Did you know that 12.8 percent of the population has a disability in the U.S.? That’s a staggering statistic, and with those numbers it’s safe to say that you know at least one person, family member or friend, who is disabled. As wealth managers, we have to understand each and every way we can best serve our clients, and that means understanding new ways for our clients to secure their financial futures for themselves and their families, no matter their situation.
We recently worked on a situation regarding a dependent with a disability, and we directed them toward an ABLE account. ABLE accounts are tax-advantaged savings accounts for those living with disabilities and their families. People who live with a disability rely on a wide variety of public benefits like Social Security and Medicaid, and the ABLE account allows for securing their financial future with a savings account that won’t interfere with their eligibility to access those additional benefits.
A few things to keep track of when thinking about an ABLE account:
- If the account balance ever exceeds $100,000, the amount over $100,000 would count toward the SSI Resource limit of $2,000. So this would have to be monitored.
- Any portion of earnings not used for qualified disability expenses would be subject to taxes and a 10% penalty.
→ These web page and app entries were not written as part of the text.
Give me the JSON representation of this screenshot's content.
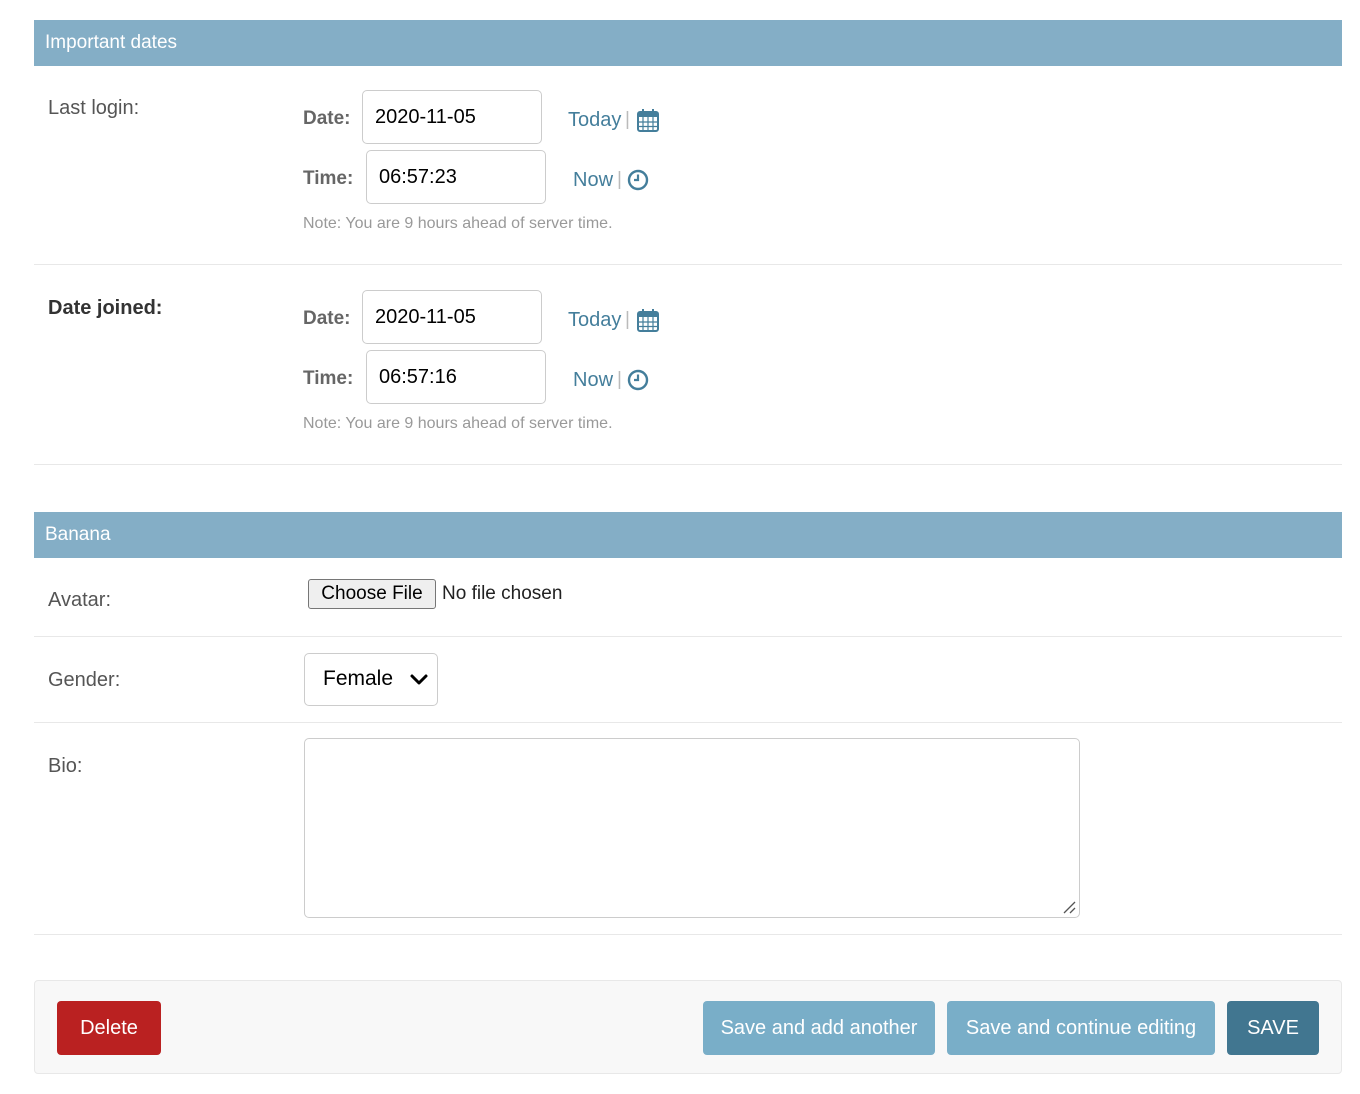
{
  "sections": {
    "important_dates": {
      "title": "Important dates"
    },
    "banana": {
      "title": "Banana"
    }
  },
  "last_login": {
    "label": "Last login:",
    "date_label": "Date:",
    "date_value": "2020-11-05",
    "today_link": "Today",
    "separator": "|",
    "time_label": "Time:",
    "time_value": "06:57:23",
    "now_link": "Now",
    "note": "Note: You are 9 hours ahead of server time."
  },
  "date_joined": {
    "label": "Date joined:",
    "date_label": "Date:",
    "date_value": "2020-11-05",
    "today_link": "Today",
    "separator": "|",
    "time_label": "Time:",
    "time_value": "06:57:16",
    "now_link": "Now",
    "note": "Note: You are 9 hours ahead of server time."
  },
  "avatar": {
    "label": "Avatar:",
    "button": "Choose File",
    "status": "No file chosen"
  },
  "gender": {
    "label": "Gender:",
    "selected": "Female"
  },
  "bio": {
    "label": "Bio:",
    "value": ""
  },
  "actions": {
    "delete": "Delete",
    "save_add_another": "Save and add another",
    "save_continue": "Save and continue editing",
    "save": "SAVE"
  },
  "colors": {
    "header_bg": "#84aec6",
    "link": "#447e9b",
    "delete": "#ba2121",
    "secondary_button": "#79aec8",
    "primary_button": "#417690"
  },
  "icons": {
    "calendar": "calendar-icon",
    "clock": "clock-icon",
    "select": "chevron-down-icon"
  }
}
- Here’s a biggie: the ABLE Act places limits on the amount that can be contributed annually as well. The total contributions into the account from all sources cannot exceed $15,000 per calendar year. So it would take several years to get to the $100,000 maximum amount.
- Each eligible person can only have one account.
- If the disabled individual dies with any money left in the account, it is potentially subject to Medicaid payback rules, however, any leftover qualified disability expenses including funeral expenses can be paid first.
- The key benefit is that as long as the money is held in a qualified ABLE account, the $100,000 does not count against the $2,000 maximum resource limit for SSI. The earnings from the plan grow tax-free while invested and are tax-free if withdrawn for qualified disability expenses.
- That would include basic living expenses as well as things like education, housing, transportation, assistive technology, etc.
In the world of money, there are many ins and outs, accounts to help save money, new ways to invest and more ways to spend than ever before, and we’re here to help you understand what is available to you to help you reach your financial goals and secure your future. Contact our office for more information at 402-476-8844 or email email@example.com.